Type-safety is a critical and fundamental feature of the .NET Framework, actively enforced by both the Common Language Runtime (CLR) and the Language Compiler. It operates in compliance with the directives outlined by the Common Type System (CTS) within the .NET Framework. By adhering to type-safety principles, developers can ensure that code interactions and operations are performed on objects in a valid and secure manner.
Type-safe code guarantees that any operation performed on an object is appropriate and valid for that specific object. This mechanism serves as a safeguard against potential errors and inconsistencies in the code. It prevents scenarios such as ill-defined casts, incorrect method invocations, and memory size issues that can arise when accessing an object.
For instance, consider a scenario where a variable is declared as an integer. In a type-safe environment, this variable can only be assigned values that are compatible with the integer type. Implicit or explicit conversions outside the valid range of integer values would be flagged as errors. This strict enforcement of type-safety rules ensures that only valid and appropriate operations are performed on objects, eliminating potential runtime errors and promoting code reliability.
The CLR and Language Compiler work together to enforce type-safety within the .NET Framework. The CLR is responsible for managing the execution of code and verifying that operations performed on objects are in accordance with their defined types. The Language Compiler, on the other hand, performs static type checking during the compilation process, identifying any type-related issues before the code is executed.
By maintaining type-safety, the .NET Framework enables developers to write robust, reliable, and secure code. It provides a strong foundation for building applications that are less prone to type-related errors and inconsistencies. Type-safety not only improves the overall stability of the codebase but also contributes to the maintainability and readability of the software.
Automatic memory management is a critical service offered by the Common Language Runtime (CLR) during Managed Execution in the .NET Framework. It provides developers with a convenient and efficient way to handle memory allocation and deallocation within their .NET applications, eliminating the need for manual memory management and reducing the likelihood of memory-related issues.
The primary mechanism employed by the CLR for memory management is the Garbage Collection (GC) pattern. The GC pattern helps prevent memory leaks by automatically reclaiming memory that is no longer in use by the application. It ensures that objects are allocated and released appropriately, avoiding scenarios where objects are inadvertently kept in memory, leading to memory leaks and wasted resources.
By utilizing the GC pattern, developers can focus more on the application logic and functionality rather than explicitly managing memory. The garbage collector tracks object usage and determines when objects are no longer needed. It then reclaims the memory occupied by these unused objects, making it available for future allocations.

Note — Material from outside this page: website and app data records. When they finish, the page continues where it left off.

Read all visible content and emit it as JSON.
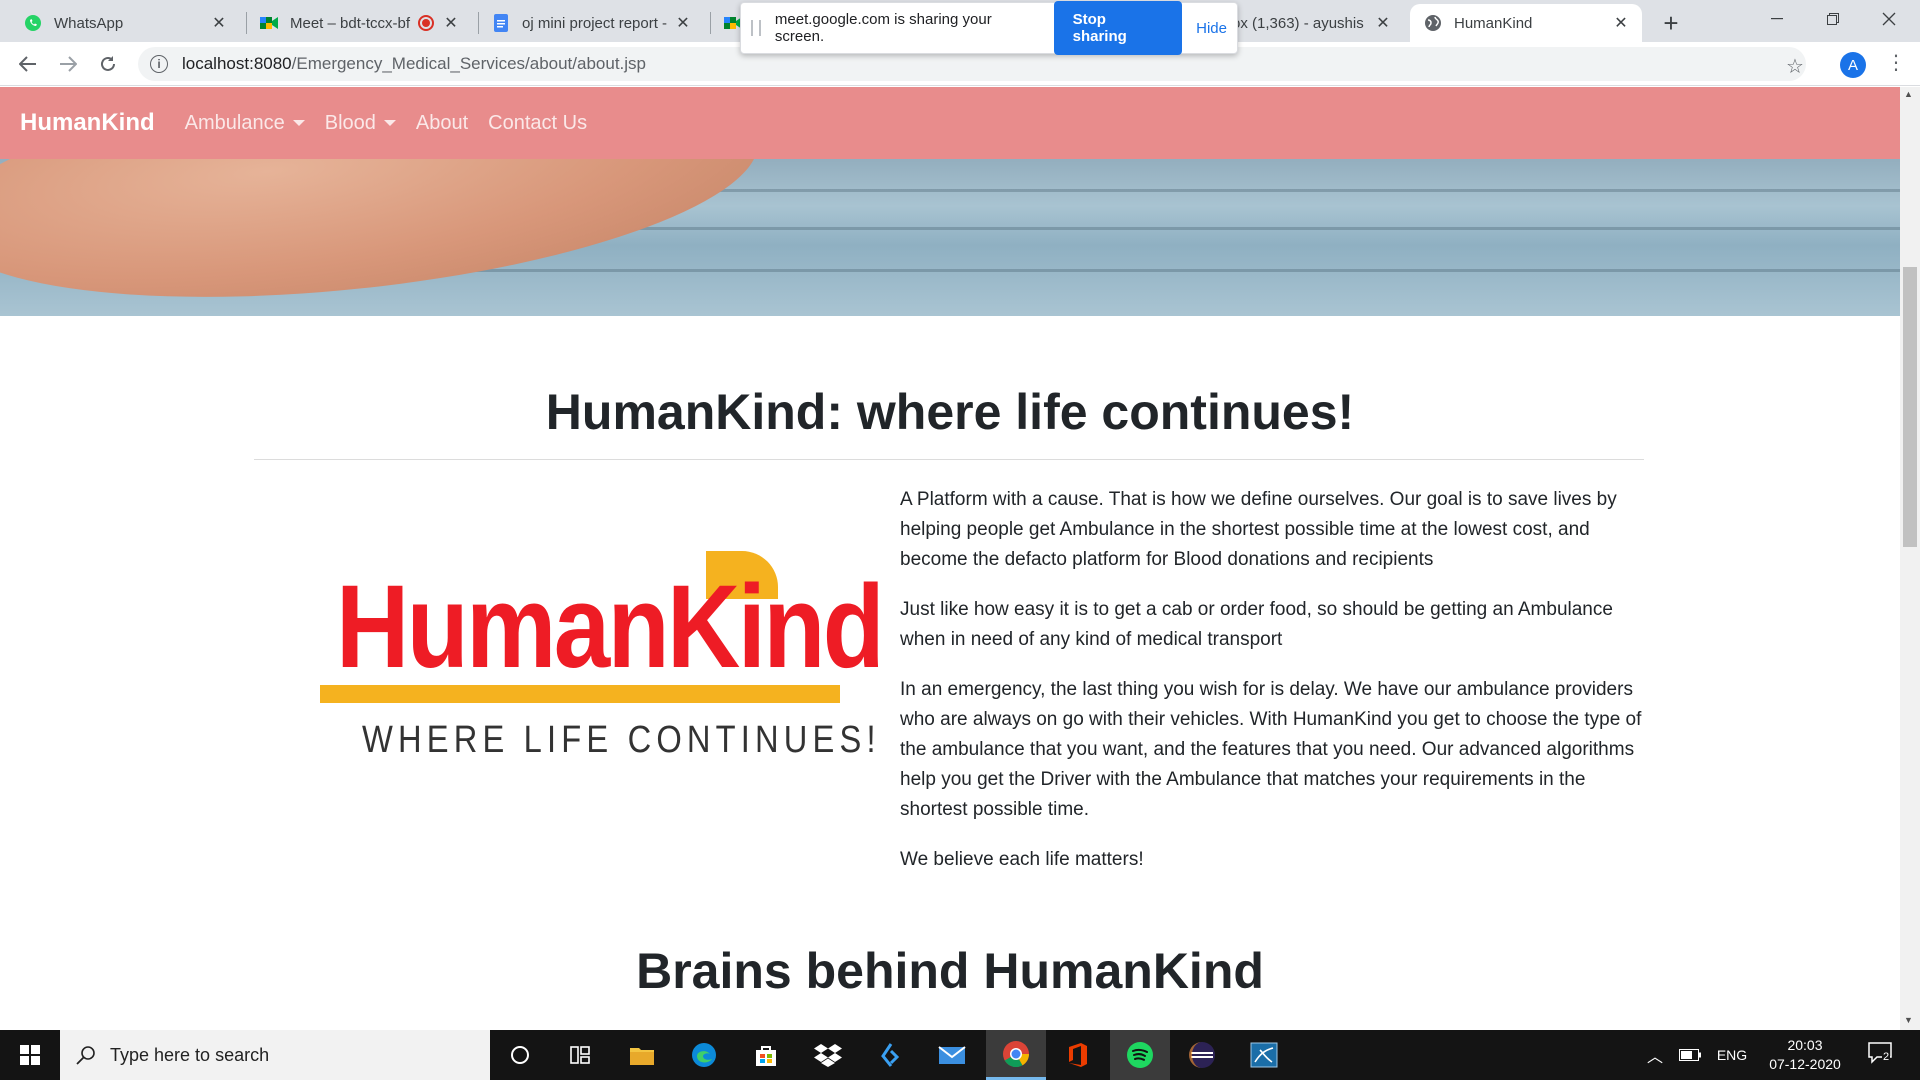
{
  "browser": {
    "tabs": [
      {
        "title": "WhatsApp",
        "icon": "whatsapp-icon"
      },
      {
        "title": "Meet – bdt-tccx-bf",
        "icon": "google-meet-icon"
      },
      {
        "title": "oj mini project report -",
        "icon": "google-docs-icon"
      },
      {
        "title": "",
        "icon": "google-meet-icon"
      },
      {
        "title": "ox (1,363) - ayushis",
        "icon": "gmail-icon"
      },
      {
        "title": "HumanKind",
        "icon": "globe-icon"
      }
    ],
    "share_bar": {
      "message": "meet.google.com is sharing your screen.",
      "stop_label": "Stop sharing",
      "hide_label": "Hide"
    },
    "url_host": "localhost:8080",
    "url_path": "/Emergency_Medical_Services/about/about.jsp",
    "profile_initial": "A"
  },
  "site": {
    "brand": "HumanKind",
    "nav": [
      {
        "label": "Ambulance",
        "dropdown": true
      },
      {
        "label": "Blood",
        "dropdown": true
      },
      {
        "label": "About",
        "dropdown": false
      },
      {
        "label": "Contact Us",
        "dropdown": false
      }
    ],
    "nav_color": "#e88c8c"
  },
  "main": {
    "title_bold": "HumanKind",
    "title_rest": ": where life continues!",
    "logo_wordmark": "HumanKind",
    "logo_tagline": "WHERE LIFE CONTINUES!",
    "paragraphs": [
      "A Platform with a cause. That is how we define ourselves. Our goal is to save lives by helping people get Ambulance in the shortest possible time at the lowest cost, and become the defacto platform for Blood donations and recipients",
      "Just like how easy it is to get a cab or order food, so should be getting an Ambulance when in need of any kind of medical transport",
      "In an emergency, the last thing you wish for is delay. We have our ambulance providers who are always on go with their vehicles. With HumanKind you get to choose the type of the ambulance that you want, and the features that you need. Our advanced algorithms help you get the Driver with the Ambulance that matches your requirements in the shortest possible time.",
      "We believe each life matters!"
    ],
    "section2_title": "Brains behind HumanKind"
  },
  "taskbar": {
    "search_placeholder": "Type here to search",
    "language": "ENG",
    "time": "20:03",
    "date": "07-12-2020",
    "notification_count": "2",
    "pinned": [
      "cortana-icon",
      "task-view-icon",
      "file-explorer-icon",
      "edge-icon",
      "store-icon",
      "dropbox-icon",
      "vscode-icon",
      "mail-icon",
      "chrome-icon",
      "office-icon",
      "spotify-icon",
      "eclipse-icon",
      "sql-tool-icon"
    ]
  }
}
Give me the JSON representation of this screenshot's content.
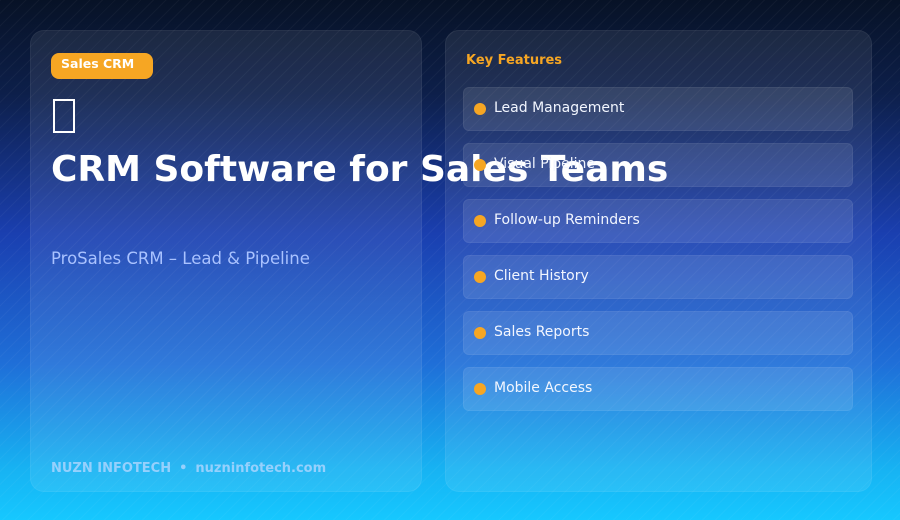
{
  "badge": "Sales CRM",
  "hero_icon": "broken-image-icon",
  "title": "CRM Software for Sales Teams",
  "subtitle": "ProSales CRM – Lead & Pipeline",
  "footer": {
    "company": "NUZN INFOTECH",
    "separator": "•",
    "website": "nuzninfotech.com"
  },
  "features": {
    "heading": "Key Features",
    "items": [
      "Lead Management",
      "Visual Pipeline",
      "Follow-up Reminders",
      "Client History",
      "Sales Reports",
      "Mobile Access"
    ]
  },
  "colors": {
    "accent": "#f6a623",
    "subtitle": "#a9c2ff"
  }
}
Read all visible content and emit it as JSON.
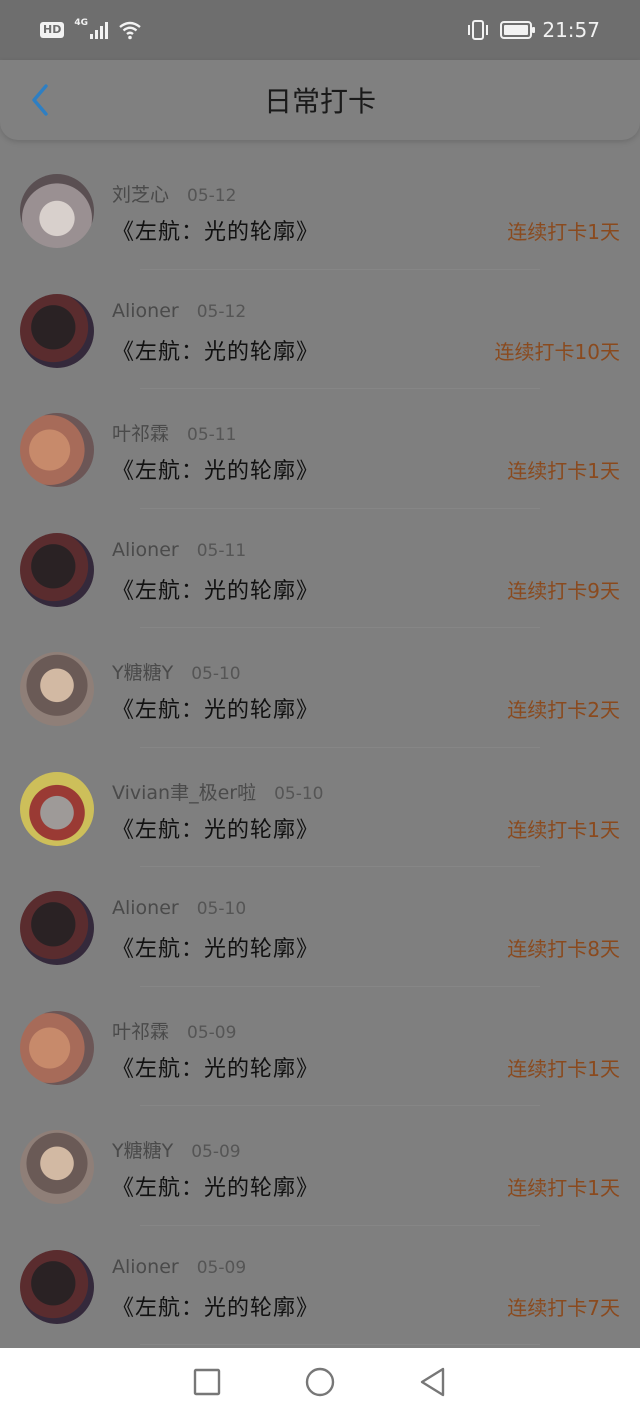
{
  "status_bar": {
    "hd_label": "HD",
    "network_type": "4G",
    "time": "21:57"
  },
  "header": {
    "title": "日常打卡",
    "back_icon": "chevron-left-icon",
    "accent_color": "#2e7fc3"
  },
  "streak_color": "#8a4a1e",
  "records": [
    {
      "username": "刘芝心",
      "date": "05-12",
      "book": "《左航：光的轮廓》",
      "streak": "连续打卡1天",
      "avatar": "boy"
    },
    {
      "username": "Alioner",
      "date": "05-12",
      "book": "《左航：光的轮廓》",
      "streak": "连续打卡10天",
      "avatar": "girl-dark"
    },
    {
      "username": "叶祁霖",
      "date": "05-11",
      "book": "《左航：光的轮廓》",
      "streak": "连续打卡1天",
      "avatar": "girl-warm"
    },
    {
      "username": "Alioner",
      "date": "05-11",
      "book": "《左航：光的轮廓》",
      "streak": "连续打卡9天",
      "avatar": "girl-dark"
    },
    {
      "username": "Y糖糖Y",
      "date": "05-10",
      "book": "《左航：光的轮廓》",
      "streak": "连续打卡2天",
      "avatar": "girl-hat"
    },
    {
      "username": "Vivian聿_极er啦",
      "date": "05-10",
      "book": "《左航：光的轮廓》",
      "streak": "连续打卡1天",
      "avatar": "cartoon"
    },
    {
      "username": "Alioner",
      "date": "05-10",
      "book": "《左航：光的轮廓》",
      "streak": "连续打卡8天",
      "avatar": "girl-dark"
    },
    {
      "username": "叶祁霖",
      "date": "05-09",
      "book": "《左航：光的轮廓》",
      "streak": "连续打卡1天",
      "avatar": "girl-warm"
    },
    {
      "username": "Y糖糖Y",
      "date": "05-09",
      "book": "《左航：光的轮廓》",
      "streak": "连续打卡1天",
      "avatar": "girl-hat"
    },
    {
      "username": "Alioner",
      "date": "05-09",
      "book": "《左航：光的轮廓》",
      "streak": "连续打卡7天",
      "avatar": "girl-dark"
    }
  ],
  "nav_bar": {
    "recent_icon": "square-icon",
    "home_icon": "circle-icon",
    "back_icon": "triangle-back-icon"
  }
}
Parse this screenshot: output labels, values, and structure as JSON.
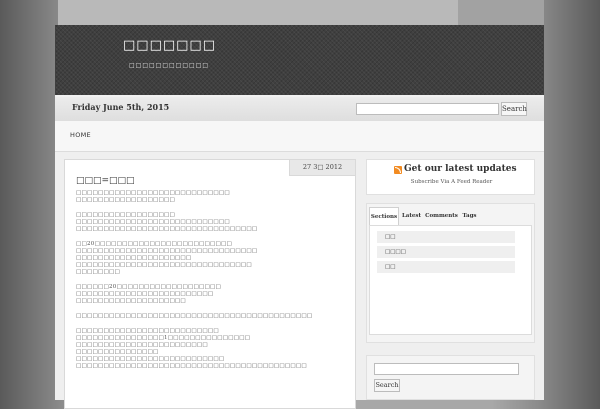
{
  "site": {
    "title": "□□□□□□□",
    "description": "□□□□□□□□□□□□"
  },
  "datebar": {
    "date": "Friday June 5th, 2015",
    "search_button": "Search"
  },
  "nav": {
    "items": [
      {
        "label": "HOME"
      }
    ]
  },
  "post": {
    "date": "27 3□ 2012",
    "title": "□□□=□□□",
    "paragraphs": [
      [
        "□□□□□□□□□□□□□□□□□□□□□□□□□□□□",
        "□□□□□□□□□□□□□□□□□□"
      ],
      [
        "□□□□□□□□□□□□□□□□□□",
        "□□□□□□□□□□□□□□□□□□□□□□□□□□□□",
        "□□□□□□□□□□□□□□□□□□□□□□□□□□□□□□□□□"
      ],
      [
        "□□20□□□□□□□□□□□□□□□□□□□□□□□□□",
        "□□□□□□□□□□□□□□□□□□□□□□□□□□□□□□□□□",
        "□□□□□□□□□□□□□□□□□□□□□",
        "□□□□□□□□□□□□□□□□□□□□□□□□□□□□□□□□",
        "□□□□□□□□"
      ],
      [
        "□□□□□□20□□□□□□□□□□□□□□□□□□□",
        "□□□□□□□□□□□□□□□□□□□□□□□□□",
        "□□□□□□□□□□□□□□□□□□□□"
      ],
      [
        "□□□□□□□□□□□□□□□□□□□□□□□□□□□□□□□□□□□□□□□□□□□"
      ],
      [
        "□□□□□□□□□□□□□□□□□□□□□□□□□□",
        "□□□□□□□□□□□□□□□□1□□□□□□□□□□□□□□□",
        "□□□□□□□□□□□□□□□□□□□□□□□□",
        "□□□□□□□□□□□□□□□",
        "□□□□□□□□□□□□□□□□□□□□□□□□□□□",
        "□□□□□□□□□□□□□□□□□□□□□□□□□□□□□□□□□□□□□□□□□□"
      ]
    ]
  },
  "sidebar": {
    "rss_title": "Get our latest updates",
    "rss_subtitle": "Subscribe Via A Feed Reader",
    "tabs": [
      {
        "label": "Sections",
        "active": true
      },
      {
        "label": "Latest",
        "active": false
      },
      {
        "label": "Comments",
        "active": false
      },
      {
        "label": "Tags",
        "active": false
      }
    ],
    "categories": [
      "□□",
      "□□□□",
      "□□"
    ],
    "search_button": "Search"
  }
}
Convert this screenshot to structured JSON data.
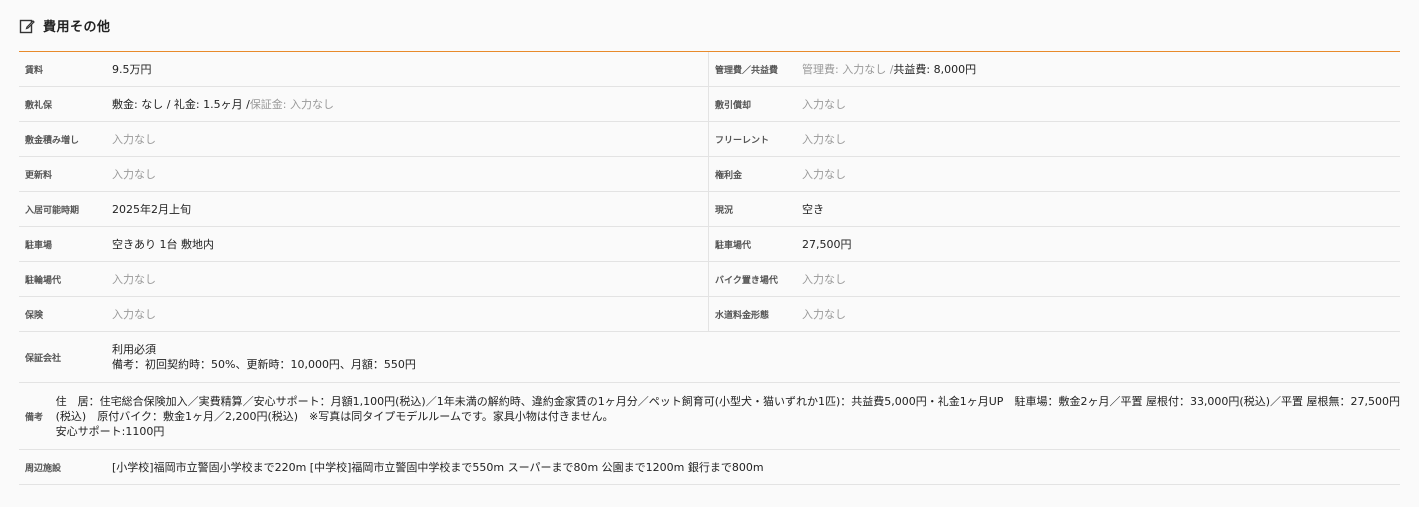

This automatic memory management provided by the CLR offers several advantages. Firstly, it helps avoid common programming errors, such as forgetting to free an object or attempting to access memory for a released object, which can lead to unpredictable behavior and crashes. The garbage collector ensures that objects are released in a timely manner, reducing the risk of memory-related bugs.
The following lessons provide a comprehensive overview of how the .NET Framework manages code during both compile time and run time. These lessons delve into the intricate processes involved in code management within the .NET Framework, ensuring efficient and effective execution of applications.